--- Task prompt ---
Copy the records exactly. Every line must match.
BEGIN Dataset entries
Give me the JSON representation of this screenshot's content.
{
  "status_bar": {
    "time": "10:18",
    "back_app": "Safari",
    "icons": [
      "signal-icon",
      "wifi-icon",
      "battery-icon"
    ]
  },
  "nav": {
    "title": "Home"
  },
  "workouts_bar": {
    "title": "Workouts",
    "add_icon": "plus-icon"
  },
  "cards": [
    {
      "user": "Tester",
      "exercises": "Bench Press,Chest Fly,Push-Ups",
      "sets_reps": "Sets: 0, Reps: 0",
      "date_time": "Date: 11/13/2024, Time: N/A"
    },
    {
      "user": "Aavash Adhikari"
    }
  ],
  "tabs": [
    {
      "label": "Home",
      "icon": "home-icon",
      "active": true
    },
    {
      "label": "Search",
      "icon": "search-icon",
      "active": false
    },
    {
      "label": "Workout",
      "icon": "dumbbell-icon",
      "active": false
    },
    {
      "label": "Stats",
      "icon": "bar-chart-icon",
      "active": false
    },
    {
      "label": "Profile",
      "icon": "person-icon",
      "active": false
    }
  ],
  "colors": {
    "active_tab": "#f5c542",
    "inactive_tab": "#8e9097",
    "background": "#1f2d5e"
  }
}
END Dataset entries
--- Solution ---
Give me the JSON representation of this screenshot's content.
{
  "status_bar": {
    "time": "10:18",
    "back_app": "Safari",
    "icons": [
      "signal-icon",
      "wifi-icon",
      "battery-icon"
    ]
  },
  "nav": {
    "title": "Home"
  },
  "workouts_bar": {
    "title": "Workouts",
    "add_icon": "plus-icon"
  },
  "cards": [
    {
      "user": "Tester",
      "exercises": "Bench Press,Chest Fly,Push-Ups",
      "sets_reps": "Sets: 0, Reps: 0",
      "date_time": "Date: 11/13/2024, Time: N/A"
    },
    {
      "user": "Aavash Adhikari"
    }
  ],
  "tabs": [
    {
      "label": "Home",
      "icon": "home-icon",
      "active": true
    },
    {
      "label": "Search",
      "icon": "search-icon",
      "active": false
    },
    {
      "label": "Workout",
      "icon": "dumbbell-icon",
      "active": false
    },
    {
      "label": "Stats",
      "icon": "bar-chart-icon",
      "active": false
    },
    {
      "label": "Profile",
      "icon": "person-icon",
      "active": false
    }
  ],
  "colors": {
    "active_tab": "#f5c542",
    "inactive_tab": "#8e9097",
    "background": "#1f2d5e"
  }
}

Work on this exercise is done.